3. Do not put too much cayenne in the batch or your children will not eat it. Wussies.
4. Whilst in the “reduction” phase of this recipe, a “low boil” is NOT the same as a “simmer”. A low boil is more like reducing the heat from a high heat to a medium heat. You want the sauce to boil down sometime while you’re still young, and if you turn the heat all the way down to simmer, you will die and be buried before it ever reaches the consistency you desire. I’m actually writing from Heaven as we speak. It’s amazing up here! Say yes to Jesus!
5. Make this. It’s really good and worth buying all the unfamiliar spices for! The directions are all from The Ball Complete Book of Home Preservation, and they claim that the consistency will be thinner than commercial ketchup. I think you can probably get pretty close to the right consistency depending on your patience in the reduction phase. My batch turned out a little thinner than Heinz, but still held up nicely on a french fry.
Homemade Ketchup or Catsup for you weirdos out there 😉
Makes about 7 pint jars
What you will need:
- 3 Tbsp celery seeds
- 4 tsp whole cloves
- 2 cinnamon sticks (4 inches each), broken into pieces
- 1 1/2 tsp whole allspice
- 3 cups cider vinegar
- 24 lbs tomatoes, cored and quartered
- 3 cups chopped onions
- 1 tsp cayenne pepper

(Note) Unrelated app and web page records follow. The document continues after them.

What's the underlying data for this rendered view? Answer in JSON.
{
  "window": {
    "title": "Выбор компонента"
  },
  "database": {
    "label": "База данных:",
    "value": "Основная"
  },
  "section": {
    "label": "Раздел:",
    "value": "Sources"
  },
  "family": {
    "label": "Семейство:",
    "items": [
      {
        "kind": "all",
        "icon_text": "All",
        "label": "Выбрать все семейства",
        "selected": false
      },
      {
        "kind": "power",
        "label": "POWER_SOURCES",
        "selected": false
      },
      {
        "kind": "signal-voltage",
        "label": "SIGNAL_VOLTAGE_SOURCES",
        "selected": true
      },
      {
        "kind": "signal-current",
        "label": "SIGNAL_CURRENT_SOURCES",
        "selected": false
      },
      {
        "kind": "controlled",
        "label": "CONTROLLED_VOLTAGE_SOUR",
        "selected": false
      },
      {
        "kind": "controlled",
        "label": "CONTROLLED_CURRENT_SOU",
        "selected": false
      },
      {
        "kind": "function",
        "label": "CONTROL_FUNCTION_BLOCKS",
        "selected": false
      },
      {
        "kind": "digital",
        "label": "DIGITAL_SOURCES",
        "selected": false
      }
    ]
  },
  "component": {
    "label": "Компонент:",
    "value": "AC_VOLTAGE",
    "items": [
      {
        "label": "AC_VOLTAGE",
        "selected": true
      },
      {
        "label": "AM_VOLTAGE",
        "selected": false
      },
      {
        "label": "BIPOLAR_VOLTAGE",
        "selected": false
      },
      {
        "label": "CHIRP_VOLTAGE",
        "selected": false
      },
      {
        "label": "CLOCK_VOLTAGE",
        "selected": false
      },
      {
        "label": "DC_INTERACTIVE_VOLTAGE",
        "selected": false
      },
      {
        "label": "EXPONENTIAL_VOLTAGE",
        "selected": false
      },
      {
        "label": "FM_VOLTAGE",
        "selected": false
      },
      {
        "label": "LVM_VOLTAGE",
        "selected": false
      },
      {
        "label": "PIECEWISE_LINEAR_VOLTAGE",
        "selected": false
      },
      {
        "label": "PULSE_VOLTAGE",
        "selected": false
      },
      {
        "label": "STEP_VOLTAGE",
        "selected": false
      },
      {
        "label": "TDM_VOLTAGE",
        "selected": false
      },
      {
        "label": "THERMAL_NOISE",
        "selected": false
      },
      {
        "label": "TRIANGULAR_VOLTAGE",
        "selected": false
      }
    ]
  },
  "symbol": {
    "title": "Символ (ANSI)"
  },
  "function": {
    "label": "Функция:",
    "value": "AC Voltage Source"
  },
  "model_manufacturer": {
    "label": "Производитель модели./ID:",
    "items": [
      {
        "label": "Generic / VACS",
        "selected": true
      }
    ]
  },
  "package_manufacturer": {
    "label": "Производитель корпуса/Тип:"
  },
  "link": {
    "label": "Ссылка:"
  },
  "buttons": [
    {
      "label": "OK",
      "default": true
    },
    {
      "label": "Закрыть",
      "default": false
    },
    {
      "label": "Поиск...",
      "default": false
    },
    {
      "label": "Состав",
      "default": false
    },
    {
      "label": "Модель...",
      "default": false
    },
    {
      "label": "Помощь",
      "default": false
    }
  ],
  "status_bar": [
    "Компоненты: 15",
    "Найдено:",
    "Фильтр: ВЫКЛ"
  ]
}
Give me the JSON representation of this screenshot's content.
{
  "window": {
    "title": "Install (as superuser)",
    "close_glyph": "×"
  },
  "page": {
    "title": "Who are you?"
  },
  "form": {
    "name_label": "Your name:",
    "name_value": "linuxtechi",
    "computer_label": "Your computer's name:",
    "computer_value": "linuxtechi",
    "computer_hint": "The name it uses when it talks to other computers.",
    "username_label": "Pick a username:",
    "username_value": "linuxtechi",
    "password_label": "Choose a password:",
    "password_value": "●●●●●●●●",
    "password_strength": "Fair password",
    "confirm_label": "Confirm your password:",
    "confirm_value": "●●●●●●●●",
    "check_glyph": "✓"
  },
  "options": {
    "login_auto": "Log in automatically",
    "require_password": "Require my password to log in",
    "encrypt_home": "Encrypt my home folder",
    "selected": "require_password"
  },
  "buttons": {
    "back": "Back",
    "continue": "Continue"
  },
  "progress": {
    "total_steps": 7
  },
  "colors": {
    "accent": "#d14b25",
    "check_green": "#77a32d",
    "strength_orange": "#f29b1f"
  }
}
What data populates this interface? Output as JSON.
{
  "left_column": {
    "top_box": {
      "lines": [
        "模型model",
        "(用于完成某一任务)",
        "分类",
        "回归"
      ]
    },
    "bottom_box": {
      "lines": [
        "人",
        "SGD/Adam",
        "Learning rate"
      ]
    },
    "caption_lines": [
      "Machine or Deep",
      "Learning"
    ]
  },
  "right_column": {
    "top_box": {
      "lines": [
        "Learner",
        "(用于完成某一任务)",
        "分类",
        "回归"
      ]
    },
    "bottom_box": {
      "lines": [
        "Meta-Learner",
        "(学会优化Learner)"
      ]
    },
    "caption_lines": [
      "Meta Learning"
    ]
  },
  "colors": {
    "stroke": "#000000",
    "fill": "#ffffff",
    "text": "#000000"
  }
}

- 1 1/2 cups granulated sugar
- 1/4 cup pickling or canning salt
1. Tie celery seeds, cloves, cinnamon sticks and allspice in a corner of cheesecloth, creating a spice bag.
2. In a stainless steel saucepan, add vinegar and spice bag. Bring to a boil over high heat. Remove from heat and let stand for 25 minutes. Discard spice bag.
3. In a large stainless steel saucepan, combine tomatoes, onions and cayenne. Bring to a boil over high heat, stirring frequently. Reduce heat and boil gently for 20 minutes. Add infused vinegar and boil gently until vegetables are soft and mixture begins to thicken, about 30 minutes. (I actually pureed and strained my tomatoes before adding the vinegar. You can do it either way.)
4. Using a food mill or a food processor and working in batches, puree mixture. Transfer mixture to a mesh colander placed over a glass or stainless steel bowl, shaking and banging the colander on the side of the bowl to force the liquids through. Discard solids.
5. Return liquid to saucepan. Add sugar and salt. Bring to a boil over medium heat, stirring occasionally. Reduce heat and boil gently, stirring frequently, until volume is reduced by half and mixture is almost the consistency of commercial ketchup, about 45 minutes
6. Meanwhile, prepare jars and lids. See Instructions for Boiling-Water Canning.
7. Ladle hot ketchup into hot jars, leaving 1/2 inch headspace. Remove air bubbles and adjust headspace if necessary, by adding hot ketchup. Wipe rim. Center lid on jar. Screw band down until resistence is met, then increase to fingertip-tight.
8. Place jars in canner, ensuring they are completely covered with water. Bring to a boil and process for 15 minutes. Remove canner lid. Wait 5 minutes, then remove jars, cool and store.
I chose to can this into quarts, which I would not recommend. Pints or half-pints make much more sense since there are no preservatives! (Am I wearing a muumuu in the reflection? That was SO 4 months ago! Tsk!)